As an internet complaint ombudsman, we can help you to file complaints about internet company providers about internet products and services.
Compliance with internet service contract terms and commitments, including the ability to file a complaint about the internet provider (but not the contract terms themselves).
- Disputes about whether there is a contract, what is included in a contract or how the contract should be interpreted
- Disputes about whether the provider’s conduct meets its contractual obligations
- Misunderstandings about the particulars of a contract or term
Internet service billing disputes and errors (but not the price of the service itself)
- Having agreed to one price and subsequently being charged more
- Being overcharged due to either a billing system error or a price that is different than advertised
- Being billed for per-use services which they claim they did not use
How to file a complaint about an Internet provider, and Internet service delivery
- The installation, repair or disconnection of service, including the quality of the internet service or unreasonable interruptions to service
- Transfers of service from one provider to another
- Security deposits
- Payment arrangements
- Collections treatment of customer accounts
Exclusions from our internet mandate include:
- Internet applications or content
- Inside wiring
- Security services such as alarm monitoring
- Networking services
- Pricing of products or services
- Rights of way
- Plant, including (without limitation), poles, towers conduits, trenches and other support structures
- Claims of false and misleading advertising
- Privacy issues
The Internet Code of Conduct
The CRTC Internet Code is administered by the CCTS. This is a mandatory code of conduct that applies to large Internet service providers (including all of their brands and affiliates that provide Internet services) and to all retail fixed Internet access services (including, cable, fiber, DSL, fixed wireless, and satellite services).
The goal of the Internet Code is to make it easier for individual customers to understand their Internet service contracts, to prevent bill shock from overage fees and price increases, and to make it easier for Canadians to switch Internet service providers.
The Internet Code helps customers by requiring internet services providers to:
- Provide customers with clearer information about prices, service bundles, promotions and time-limited discounts

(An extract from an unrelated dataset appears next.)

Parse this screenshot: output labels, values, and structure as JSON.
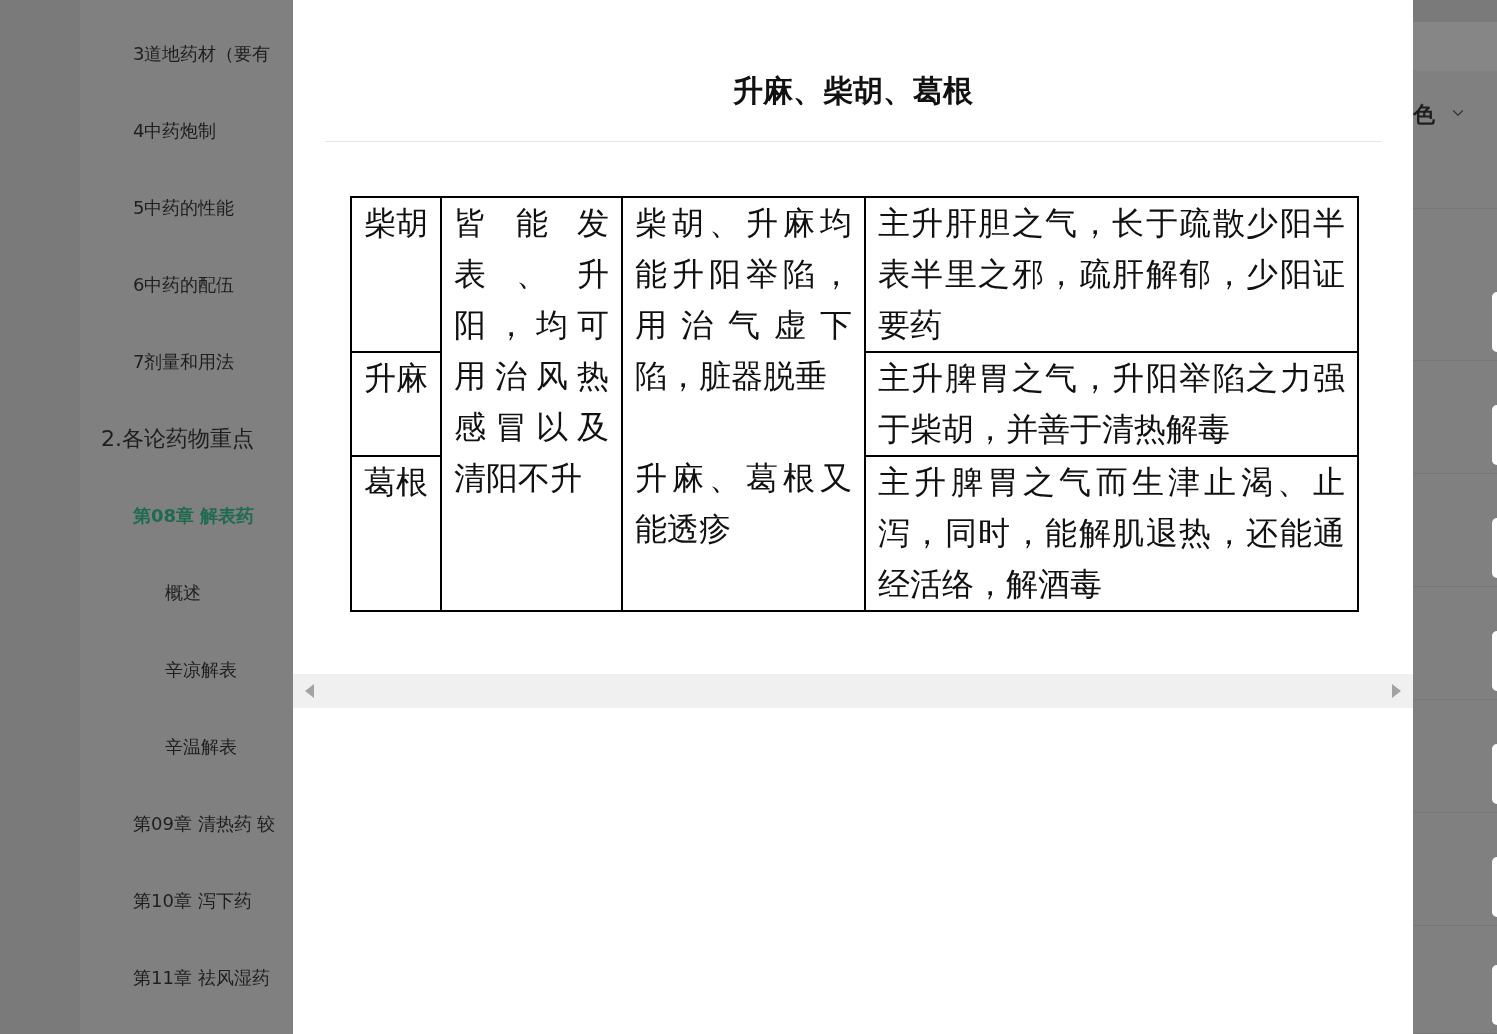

- Notify customers when they approach their data-usage limits and include the price of the internet plan in the agreement as a key contract term, which may not change during the commitment period, to reduce bill shock
- Offer trial periods that will make it easier to switch providers and take advantage of competitive offers